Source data

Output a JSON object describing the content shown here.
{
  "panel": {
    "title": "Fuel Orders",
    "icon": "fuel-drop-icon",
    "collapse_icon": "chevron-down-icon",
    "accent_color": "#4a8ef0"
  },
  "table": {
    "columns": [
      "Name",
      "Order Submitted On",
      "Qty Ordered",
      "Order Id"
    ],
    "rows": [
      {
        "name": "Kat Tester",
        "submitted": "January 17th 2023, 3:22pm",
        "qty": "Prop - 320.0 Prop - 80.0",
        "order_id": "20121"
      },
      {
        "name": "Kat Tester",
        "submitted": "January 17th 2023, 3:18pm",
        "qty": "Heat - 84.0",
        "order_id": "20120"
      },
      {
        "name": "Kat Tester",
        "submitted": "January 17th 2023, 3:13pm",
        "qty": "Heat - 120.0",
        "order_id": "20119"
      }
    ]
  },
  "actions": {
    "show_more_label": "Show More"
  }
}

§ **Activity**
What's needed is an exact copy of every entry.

§ **Expected answer**
Output a JSON object describing the content shown here.
{
  "panel": {
    "title": "Fuel Orders",
    "icon": "fuel-drop-icon",
    "collapse_icon": "chevron-down-icon",
    "accent_color": "#4a8ef0"
  },
  "table": {
    "columns": [
      "Name",
      "Order Submitted On",
      "Qty Ordered",
      "Order Id"
    ],
    "rows": [
      {
        "name": "Kat Tester",
        "submitted": "January 17th 2023, 3:22pm",
        "qty": "Prop - 320.0 Prop - 80.0",
        "order_id": "20121"
      },
      {
        "name": "Kat Tester",
        "submitted": "January 17th 2023, 3:18pm",
        "qty": "Heat - 84.0",
        "order_id": "20120"
      },
      {
        "name": "Kat Tester",
        "submitted": "January 17th 2023, 3:13pm",
        "qty": "Heat - 120.0",
        "order_id": "20119"
      }
    ]
  },
  "actions": {
    "show_more_label": "Show More"
  }
}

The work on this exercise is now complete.